RPG setting designers tend to adopt one of three approaches to place names. The first is just to come up with made-up assortments of syllables arranged to make a pleasing and evocative sound: Allansia; Al Qadim; New Crobuzon.
The second, I think generally more effective, approach is to use place names that actually mean something: The Misty Mountains, Cloud City, King's Landing.
The third, I think least effective, one is to deploy names that break the fourth wall by imagining the inhabitants of a place to have deliberately given it a 'cool' name: Bloodhand Gap, Moon's Spawn, Fang.

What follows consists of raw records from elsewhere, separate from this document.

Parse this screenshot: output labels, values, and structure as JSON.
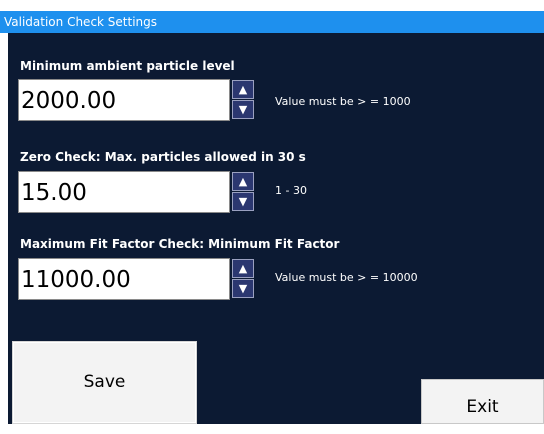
{
  "window": {
    "title": "Validation Check Settings"
  },
  "fields": [
    {
      "label": "Minimum ambient particle level",
      "value": "2000.00",
      "hint": "Value must be > = 1000"
    },
    {
      "label": "Zero Check: Max. particles allowed in 30 s",
      "value": "15.00",
      "hint": "1 - 30"
    },
    {
      "label": "Maximum Fit Factor Check: Minimum Fit Factor",
      "value": "11000.00",
      "hint": "Value must be > = 10000"
    }
  ],
  "icons": {
    "up": "up-arrow-icon",
    "down": "down-arrow-icon"
  },
  "buttons": {
    "save": "Save",
    "exit": "Exit"
  },
  "colors": {
    "title_bar": "#1e90ee",
    "panel_background": "#0c1a33",
    "spin_button": "#2b3770"
  }
}
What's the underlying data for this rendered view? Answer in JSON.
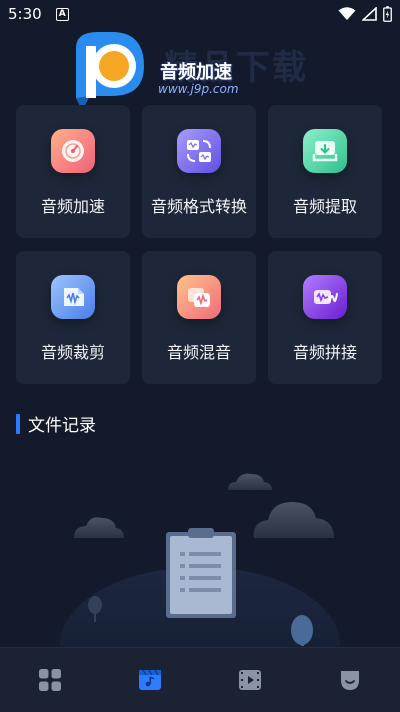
{
  "status_bar": {
    "time": "5:30",
    "notification_badge": "A",
    "icons": [
      "wifi-icon",
      "signal-icon",
      "battery-icon"
    ]
  },
  "watermark": {
    "title": "音频加速",
    "url": "www.j9p.com"
  },
  "tools": [
    {
      "label": "音频加速",
      "icon": "speedometer-icon",
      "color": "#f0607a"
    },
    {
      "label": "音频格式转换",
      "icon": "format-convert-icon",
      "color": "#7a6cf0"
    },
    {
      "label": "音频提取",
      "icon": "extract-icon",
      "color": "#3fd0a0"
    },
    {
      "label": "音频裁剪",
      "icon": "trim-icon",
      "color": "#5a8cf5"
    },
    {
      "label": "音频混音",
      "icon": "mix-icon",
      "color": "#f27a6a"
    },
    {
      "label": "音频拼接",
      "icon": "join-icon",
      "color": "#8a3ff0"
    }
  ],
  "records": {
    "title": "文件记录"
  },
  "bottom_nav": {
    "items": [
      "home-grid-icon",
      "audio-tools-icon",
      "video-icon",
      "profile-icon"
    ],
    "active_index": 1,
    "active_color": "#2e7bff"
  }
}
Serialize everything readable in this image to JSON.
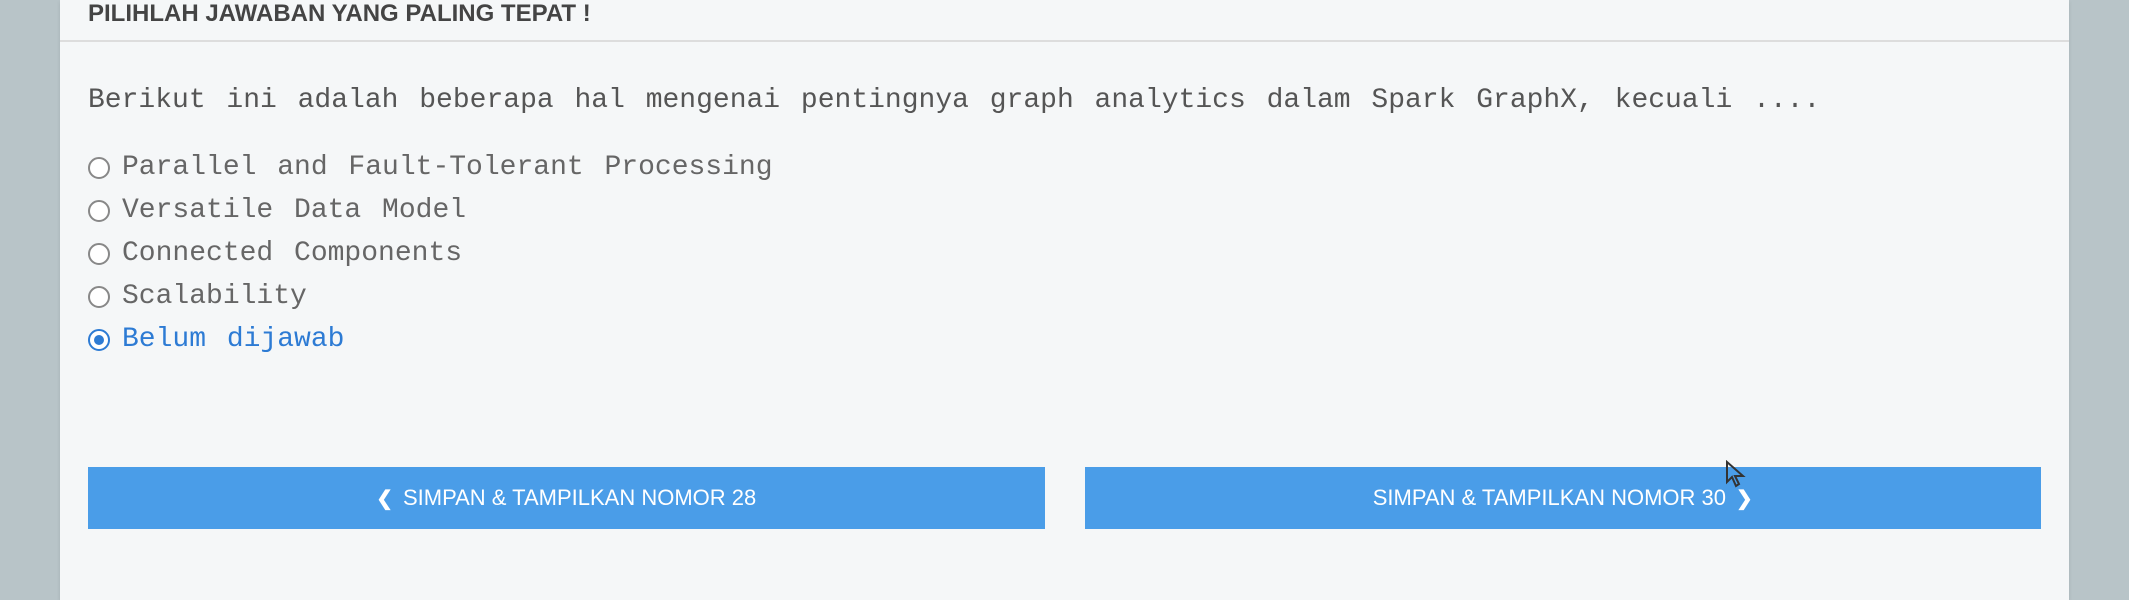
{
  "instruction": "PILIHLAH JAWABAN YANG PALING TEPAT !",
  "question": "Berikut ini adalah beberapa hal mengenai pentingnya graph analytics dalam Spark GraphX, kecuali ....",
  "options": [
    {
      "label": "Parallel and Fault-Tolerant Processing",
      "selected": false
    },
    {
      "label": "Versatile Data Model",
      "selected": false
    },
    {
      "label": "Connected Components",
      "selected": false
    },
    {
      "label": "Scalability",
      "selected": false
    },
    {
      "label": "Belum dijawab",
      "selected": true
    }
  ],
  "nav": {
    "prev_label": "SIMPAN & TAMPILKAN NOMOR 28",
    "next_label": "SIMPAN & TAMPILKAN NOMOR 30"
  }
}
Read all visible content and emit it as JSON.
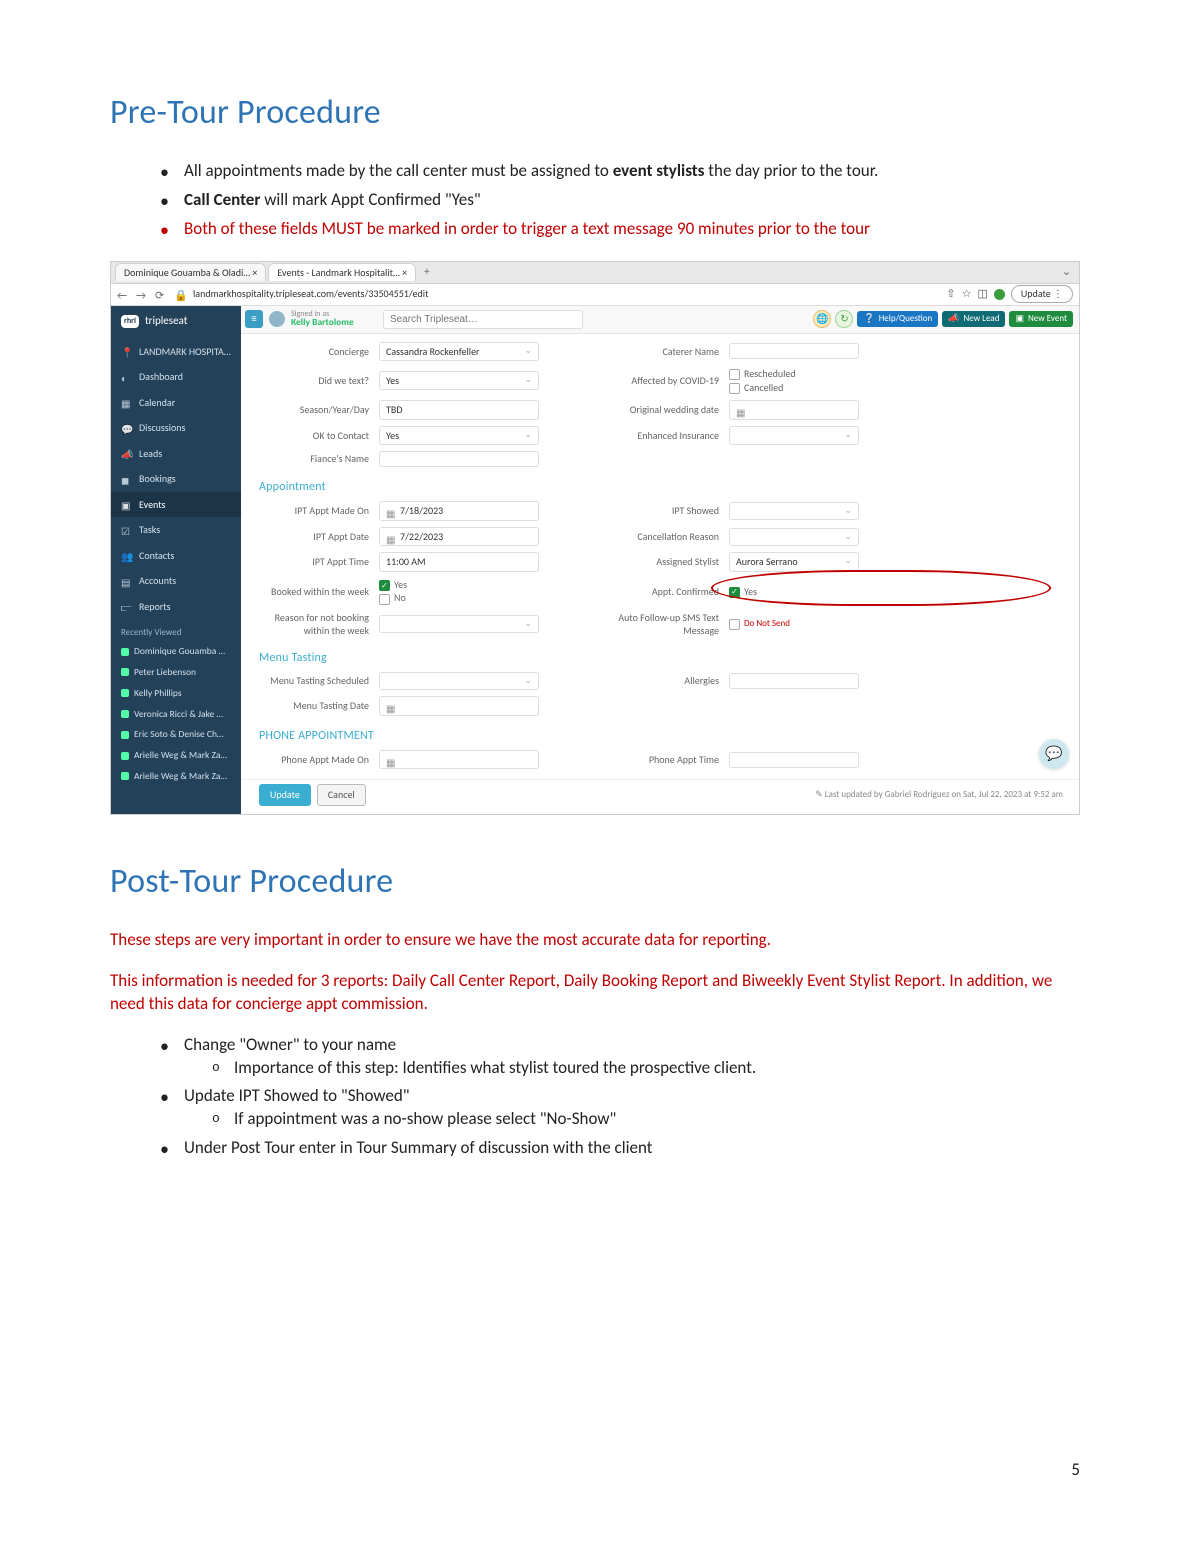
{
  "page_number": "5",
  "headings": {
    "pre": "Pre-Tour Procedure",
    "post": "Post-Tour Procedure"
  },
  "pre_bullets": {
    "b1a": "All appointments made by the call center must be assigned to ",
    "b1b": "event stylists",
    "b1c": " the day prior to the tour.",
    "b2a": "Call Center",
    "b2b": " will mark Appt Confirmed \"Yes\"",
    "b3": "Both of these fields MUST be marked in order to trigger a text message 90 minutes prior to the tour"
  },
  "post_paras": {
    "p1": "These steps are very important in order to ensure we have the most accurate data for reporting.",
    "p2": "This information is needed for 3 reports: Daily Call Center Report, Daily Booking Report and Biweekly Event Stylist Report. In addition, we need this data for concierge appt commission."
  },
  "post_bullets": {
    "b1": "Change \"Owner\" to your name",
    "b1s1": "Importance of this step: Identifies what stylist toured the prospective client.",
    "b2": "Update IPT Showed to \"Showed\"",
    "b2s1": "If appointment was a no-show please select \"No-Show\"",
    "b3": "Under Post Tour enter in Tour Summary of discussion with the client"
  },
  "mock": {
    "tab1": "Dominique Gouamba & Oladi…  ×",
    "tab2": "Events - Landmark Hospitalit…  ×",
    "url": "landmarkhospitality.tripleseat.com/events/33504551/edit",
    "update_btn": "Update  ⋮",
    "brand": "tripleseat",
    "signed_as": "Signed in as",
    "signed_name": "Kelly Bartolome",
    "search_placeholder": "Search Tripleseat…",
    "help": "Help/Question",
    "new_lead": "New Lead",
    "new_event": "New Event",
    "nav": {
      "landmark": "LANDMARK HOSPITA…",
      "dashboard": "Dashboard",
      "calendar": "Calendar",
      "discussions": "Discussions",
      "leads": "Leads",
      "bookings": "Bookings",
      "events": "Events",
      "tasks": "Tasks",
      "contacts": "Contacts",
      "accounts": "Accounts",
      "reports": "Reports"
    },
    "recently_viewed": "Recently Viewed",
    "recent": [
      "Dominique Gouamba …",
      "Peter Liebenson",
      "Kelly Phillips",
      "Veronica Ricci & Jake …",
      "Eric Soto & Denise Ch…",
      "Arielle Weg & Mark Za…",
      "Arielle Weg & Mark Za…"
    ],
    "labels": {
      "concierge": "Concierge",
      "did_we_text": "Did we text?",
      "season": "Season/Year/Day",
      "ok_contact": "OK to Contact",
      "fiance": "Fiance's Name",
      "caterer": "Caterer Name",
      "covid": "Affected by COVID-19",
      "orig_wedding": "Original wedding date",
      "enh_ins": "Enhanced Insurance",
      "resched": "Rescheduled",
      "cancelled": "Cancelled",
      "appointment": "Appointment",
      "ipt_made": "IPT Appt Made On",
      "ipt_date": "IPT Appt Date",
      "ipt_time": "IPT Appt Time",
      "booked_week": "Booked within the week",
      "yes": "Yes",
      "no": "No",
      "reason_no_book": "Reason for not booking within the week",
      "ipt_showed": "IPT Showed",
      "cancel_reason": "Cancellation Reason",
      "assigned_stylist": "Assigned Stylist",
      "appt_confirmed": "Appt. Confirmed",
      "auto_sms": "Auto Follow-up SMS Text Message",
      "do_not_send": "Do Not Send",
      "menu_tasting": "Menu Tasting",
      "mt_sched": "Menu Tasting Scheduled",
      "mt_date": "Menu Tasting Date",
      "allergies": "Allergies",
      "phone_appt": "PHONE APPOINTMENT",
      "pa_made": "Phone Appt Made On",
      "pa_time": "Phone Appt Time"
    },
    "values": {
      "concierge": "Cassandra Rockenfeller",
      "did_we_text": "Yes",
      "season": "TBD",
      "ok_contact": "Yes",
      "ipt_made": "7/18/2023",
      "ipt_date": "7/22/2023",
      "ipt_time": "11:00 AM",
      "assigned_stylist": "Aurora Serrano"
    },
    "footer": {
      "update": "Update",
      "cancel": "Cancel",
      "last_updated": "Last updated by Gabriel Rodriguez on Sat, Jul 22, 2023 at 9:52 am"
    }
  }
}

When you think about real world place names, though, what is most noticeable about them (certainly in Britain) is their strange obliqueness. It is not as though they are a bundle of made-up sounds; but nor very often do they quite make sense when imagined as standalone English phrases. They are like something Tolkien would have made up, but squinted at through a pane of translucent glass, so that they become misshapen and strange. Here, for example, are some names of places from the countryside not far from where I live:
Yes, you can imagine why 'Wool House' would end up being a place name, and perhaps also 'Pyke Dyke' and 'Drowning Holes' (something dark is hinted at there). But most of the rest of the list inhabits a kind of limbo - almost making sense but not quite.
This is I think partly likely a result of an Anglicization of pre-existing Celtic names; hearing the locals refer to such-and-such a place with a Celtic word, the Anglo-Saxons would have heard something which to their ear sounded different, and over time would have developed a pronunciation which sounded familar to them. Hence we get the almost-English quality of 'Kitten Tom' or 'Sillywrea'.
But it is also simply the case that the real world has an impossibly rich history, and place names are produced by a continual layering of events, dialectal changes, population shifts and deliberate choices, one of top of the other, over the ages. A human author or game designer doesn't have a hope in hell of emulating this - there is not a DM in the world who would think to call a village 'Howly Winter' - and as a result there is generally something deeply dissatisfying about the names we tend to come up with. The best way to get around this is obviously just to grab a map (DEFRA's magic map is a good place to start) and start plundering.